DC’s new Frederick Douglass Memorial Bridge is slated to open to traffic on Friday, September 10, following three years of work.
A ribbon-cutting ceremony for the bridge took place on Tuesday with the attendance of Mayor Muriel Bowser and District Department of Transportation (DDOT) Acting Director Everett Lott.
The event’s attendees included Congresswoman Eleanor Holmes Norton, House Majority Leader Steny Hoyer, and other officials, along with descendants of abolitionist Frederick Douglass, the bridge’s namesake.
“The new Frederick Douglass Memorial Bridge is a fitting tribute to an iconic Washingtonian, a forefather of Black excellence who we continue to emulate and who helped build Washington, DC into the city we are today,” Bowser said during the ceremony.
“This project was never just about getting people from Point A to Point B, it was about building a more connected DC – connecting Ward 8 and Ward 6, connecting residents to jobs and prosperity, and connecting our entire community to the future of multi-modal transportation,” she continued.
The $480 million project started in February 2018 to replace the 70-year-old bridge of the same name. Bowser broke ground on the project on the 200th anniversary of Douglass’ birth.
The two-day celebration of the new bridge kicked off on Labor Day featuring a 5K with the participation of around 4,000 residents.
“Washington, DC has been a very special place for the Douglass family since Frederick Douglass moved his family here nearly 150 years ago,” said Kenneth B. Morris, Jr., great-great-great-grandson of Frederick Douglass and Co-Founder & President of Frederick Douglass Family Initiatives.

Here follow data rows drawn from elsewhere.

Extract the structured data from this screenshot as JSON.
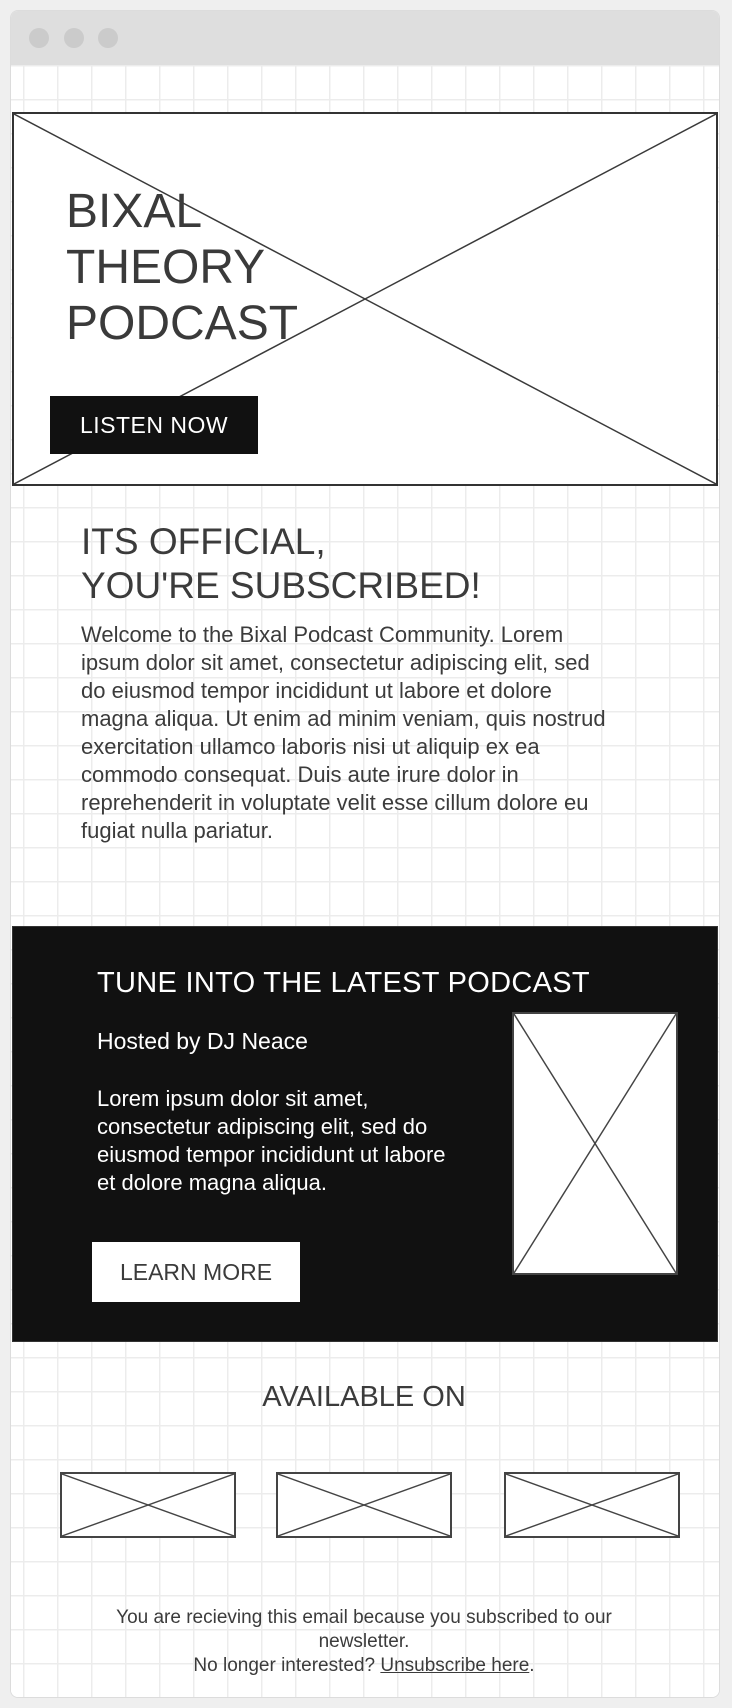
{
  "hero": {
    "title_lines": [
      "BIXAL",
      "THEORY",
      "PODCAST"
    ],
    "button_label": "LISTEN NOW"
  },
  "subscribed": {
    "title_lines": [
      "ITS OFFICIAL,",
      "YOU'RE SUBSCRIBED!"
    ],
    "body": "Welcome to the Bixal Podcast Community. Lorem ipsum dolor sit amet, consectetur adipiscing elit, sed do eiusmod tempor incididunt ut labore et dolore magna aliqua. Ut enim ad minim veniam, quis nostrud exercitation ullamco laboris nisi ut aliquip ex ea commodo consequat. Duis aute irure dolor in reprehenderit in voluptate velit esse cillum dolore eu fugiat nulla pariatur."
  },
  "latest": {
    "title": "TUNE INTO THE LATEST PODCAST",
    "host": "Hosted by DJ Neace",
    "body": "Lorem ipsum dolor sit amet, consectetur adipiscing elit, sed do eiusmod tempor incididunt ut labore et dolore magna aliqua.",
    "button_label": "LEARN MORE"
  },
  "available": {
    "title": "AVAILABLE ON"
  },
  "footer": {
    "line1": "You are recieving this email because you subscribed to our newsletter.",
    "prefix": "No longer interested?",
    "link": "Unsubscribe here",
    "suffix": "."
  },
  "colors": {
    "dark": "#111111",
    "text": "#3b3b3b",
    "chrome": "#dedede",
    "grid": "#ececec"
  }
}
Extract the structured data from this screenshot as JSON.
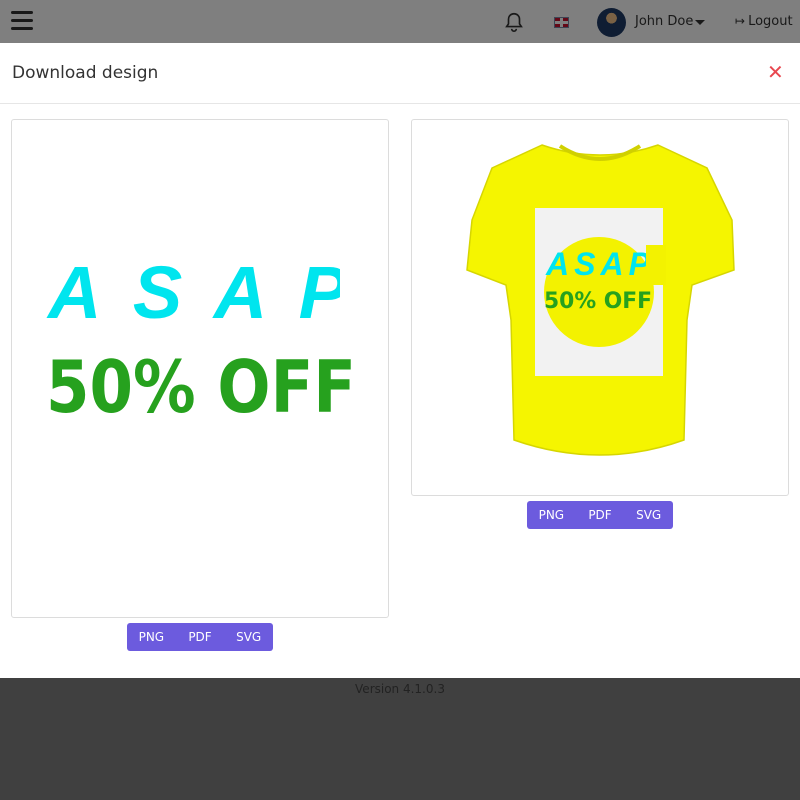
{
  "topbar": {
    "user_name": "John Doe",
    "logout_label": "Logout",
    "logout_icon": "↦"
  },
  "modal": {
    "title": "Download design",
    "close_symbol": "✕"
  },
  "design": {
    "line1": "ASAP",
    "line2": "50% OFF",
    "colors": {
      "line1": "#00e5ee",
      "line2": "#26a11e",
      "tshirt": "#f5f500",
      "circle": "#f3f200"
    }
  },
  "download_buttons": {
    "png": "PNG",
    "pdf": "PDF",
    "svg": "SVG"
  },
  "footer": {
    "version": "Version 4.1.0.3"
  }
}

“We are thrilled that this magnificent bridge will educate the public about his legacy, connect DC neighborhoods where he worked and lived, and inspire future generations to agitate for change. My mother, Nettie Washington Douglass, represented the family when the original South Capitol Street Bridge was renamed for our great ancestor in 1965, and I’m honored to carry on that tradition and represent her and the entire Douglass family at the dedication of the new Frederick Douglass Memorial Bridge,” Morris, Jr. added.
Approximately 200 DC residents worked in the construction of the bridge, and at least 45 minority and women-owned businesses were part of the project, accounting for $91 million worth of contracts, according to the Mayor’s Office.